- P. Togliatti, Dopo la riforma elettorale, in «lo Stato Operaio», 16 agosto 1923.
- Nohlen & Stöver, p1033
- How to Hang On, Time, April 19, 1948
- The Battle Continues, Time, May 3, 1948
- Blood on the Cobblestones, Time, July 26, 1948
- Agosti, Aldo. Palmiro Togliatti: A Biography. London: I. B. Tauris. pp. 291–292. ISBN 1-84511-726-3. Retrieved 6 July 2015.
- Elena Agarossi and Victor Zaslavsky, Stalin and Togliatti: Italy and the Origins of the Cold War (2011) ch 3, 6
- Agarossi, Elena; Victor Zaslavsky (2011). Stalin and Togliatti: Italy and the Origins of the Cold War. Stanford University Press.
- Wilsford, David, ed. Political leaders of contemporary Western Europe: a biographical dictionary (Greenwood, 1995) pp. 456–63.
- Lectures on Fascism delivered in 1935.
- Togliatti on the cover of Time 5 May 1947.

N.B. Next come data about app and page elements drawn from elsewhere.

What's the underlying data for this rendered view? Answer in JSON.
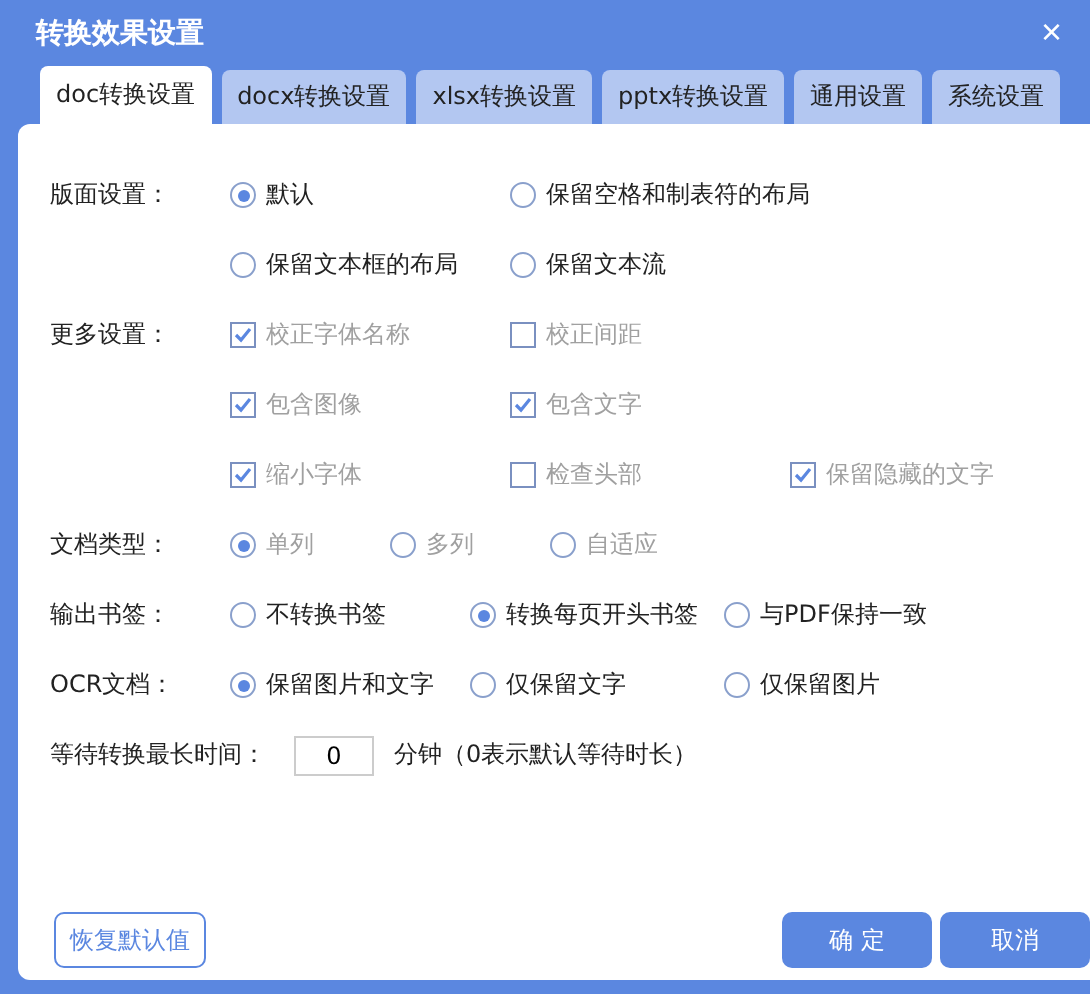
{
  "window": {
    "title": "转换效果设置",
    "close": "×"
  },
  "tabs": [
    {
      "label": "doc转换设置",
      "selected": true
    },
    {
      "label": "docx转换设置",
      "selected": false
    },
    {
      "label": "xlsx转换设置",
      "selected": false
    },
    {
      "label": "pptx转换设置",
      "selected": false
    },
    {
      "label": "通用设置",
      "selected": false
    },
    {
      "label": "系统设置",
      "selected": false
    }
  ],
  "groups": [
    {
      "label": "版面设置：",
      "kind": "radio",
      "disabled": false,
      "rows": [
        [
          {
            "label": "默认",
            "selected": true
          },
          {
            "label": "保留空格和制表符的布局",
            "selected": false
          }
        ],
        [
          {
            "label": "保留文本框的布局",
            "selected": false
          },
          {
            "label": "保留文本流",
            "selected": false
          }
        ]
      ]
    },
    {
      "label": "更多设置：",
      "kind": "checkbox",
      "disabled": true,
      "rows": [
        [
          {
            "label": "校正字体名称",
            "checked": true
          },
          {
            "label": "校正间距",
            "checked": false
          }
        ],
        [
          {
            "label": "包含图像",
            "checked": true
          },
          {
            "label": "包含文字",
            "checked": true
          }
        ],
        [
          {
            "label": "缩小字体",
            "checked": true
          },
          {
            "label": "检查头部",
            "checked": false
          },
          {
            "label": "保留隐藏的文字",
            "checked": true
          }
        ]
      ]
    },
    {
      "label": "文档类型：",
      "kind": "radio",
      "disabled": true,
      "rows": [
        [
          {
            "label": "单列",
            "selected": true
          },
          {
            "label": "多列",
            "selected": false
          },
          {
            "label": "自适应",
            "selected": false
          }
        ]
      ]
    },
    {
      "label": "输出书签：",
      "kind": "radio",
      "disabled": false,
      "rows": [
        [
          {
            "label": "不转换书签",
            "selected": false
          },
          {
            "label": "转换每页开头书签",
            "selected": true
          },
          {
            "label": "与PDF保持一致",
            "selected": false
          }
        ]
      ]
    },
    {
      "label": "OCR文档：",
      "kind": "radio",
      "disabled": false,
      "rows": [
        [
          {
            "label": "保留图片和文字",
            "selected": true
          },
          {
            "label": "仅保留文字",
            "selected": false
          },
          {
            "label": "仅保留图片",
            "selected": false
          }
        ]
      ]
    }
  ],
  "wait": {
    "label": "等待转换最长时间：",
    "value": "0",
    "note": "分钟（0表示默认等待时长）"
  },
  "buttons": {
    "restore": "恢复默认值",
    "ok": "确 定",
    "cancel": "取消"
  }
}
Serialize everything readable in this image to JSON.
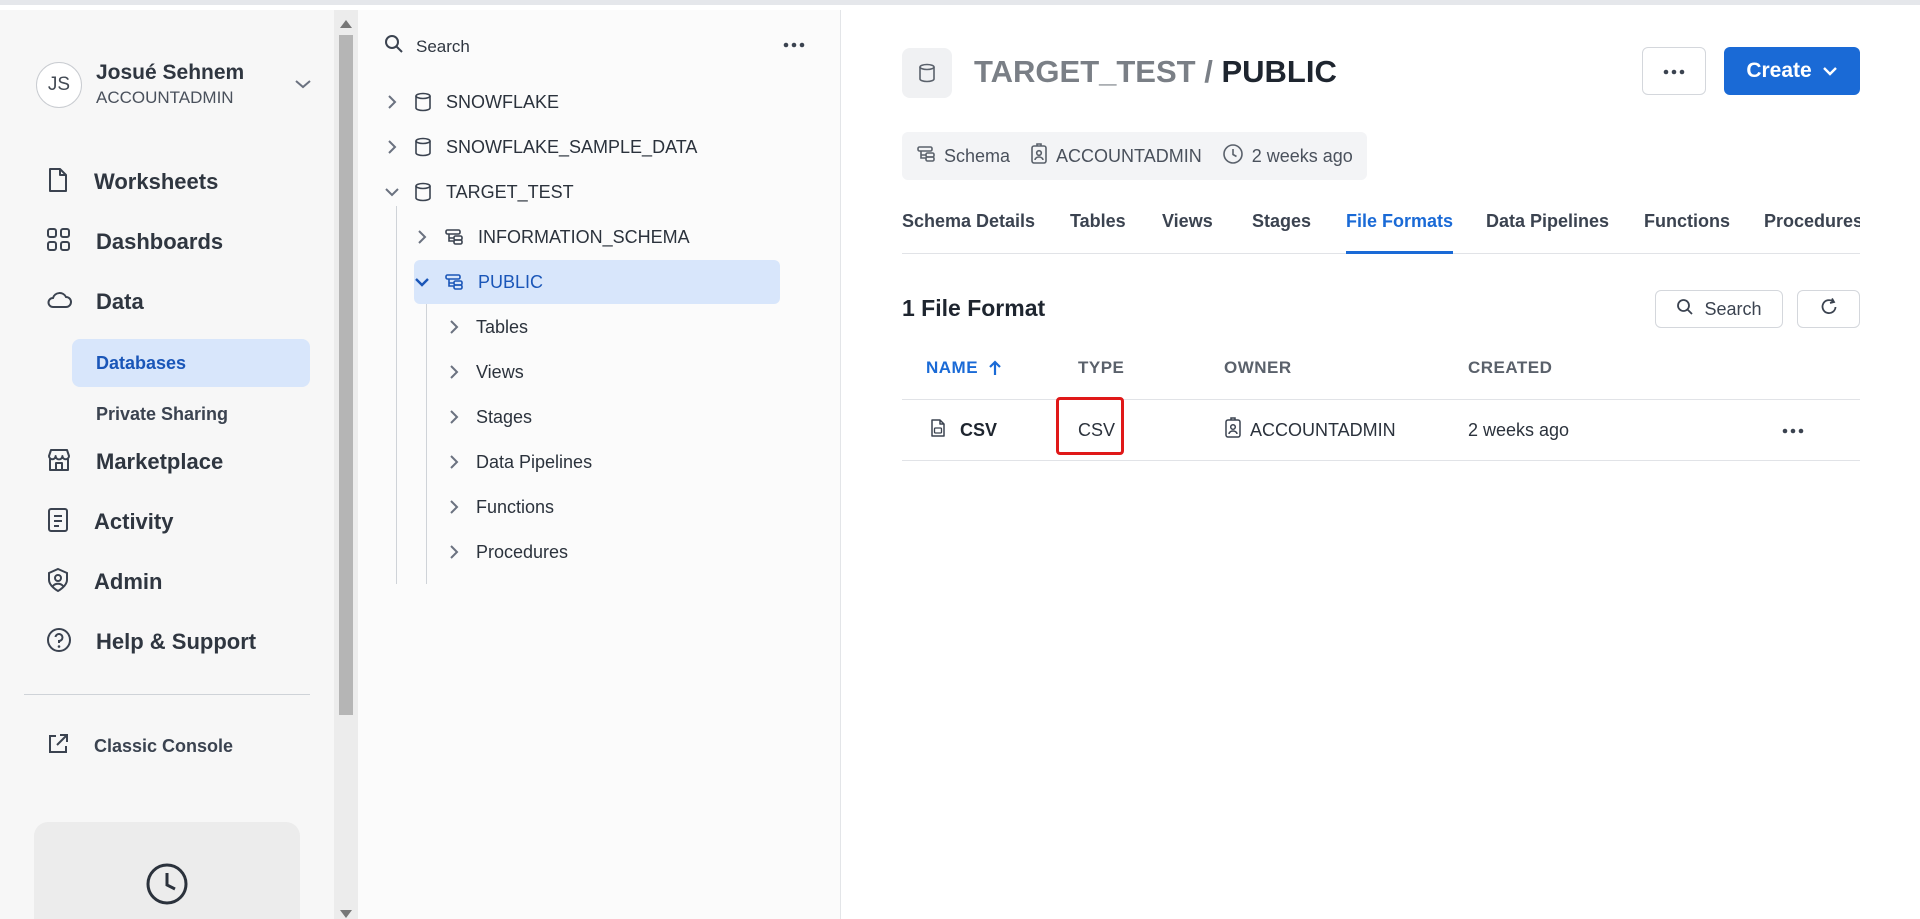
{
  "user": {
    "initials": "JS",
    "name": "Josué Sehnem",
    "role": "ACCOUNTADMIN"
  },
  "nav": {
    "worksheets": "Worksheets",
    "dashboards": "Dashboards",
    "data": "Data",
    "databases": "Databases",
    "private_sharing": "Private Sharing",
    "marketplace": "Marketplace",
    "activity": "Activity",
    "admin": "Admin",
    "help": "Help & Support",
    "classic_console": "Classic Console"
  },
  "tree": {
    "search_label": "Search",
    "databases": [
      "SNOWFLAKE",
      "SNOWFLAKE_SAMPLE_DATA",
      "TARGET_TEST"
    ],
    "schemas": [
      "INFORMATION_SCHEMA",
      "PUBLIC"
    ],
    "objects": [
      "Tables",
      "Views",
      "Stages",
      "Data Pipelines",
      "Functions",
      "Procedures"
    ]
  },
  "header": {
    "database": "TARGET_TEST",
    "separator": "/",
    "schema": "PUBLIC",
    "create_label": "Create",
    "meta": {
      "type": "Schema",
      "owner": "ACCOUNTADMIN",
      "created": "2 weeks ago"
    }
  },
  "tabs": [
    "Schema Details",
    "Tables",
    "Views",
    "Stages",
    "File Formats",
    "Data Pipelines",
    "Functions",
    "Procedures"
  ],
  "active_tab": "File Formats",
  "list": {
    "count_label": "1 File Format",
    "search_label": "Search",
    "columns": [
      "NAME",
      "TYPE",
      "OWNER",
      "CREATED"
    ],
    "rows": [
      {
        "name": "CSV",
        "type": "CSV",
        "owner": "ACCOUNTADMIN",
        "created": "2 weeks ago"
      }
    ]
  },
  "colors": {
    "accent": "#1a6ad6",
    "selected_bg": "#d8e6fb",
    "highlight": "#e01818"
  }
}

- Newspaper clippings about Palmiro Togliatti in the 20th Century Press Archives of the ZBW
| Italian Minister of Justice
Title jointly held
| Constituent Assembly of Italy
Title jointly held
Title jointly held
| Member of the Italian Chamber of Deputies
I, II, III, IV
Title jointly held
|Party political offices|
| Secretary of the Italian Communist Party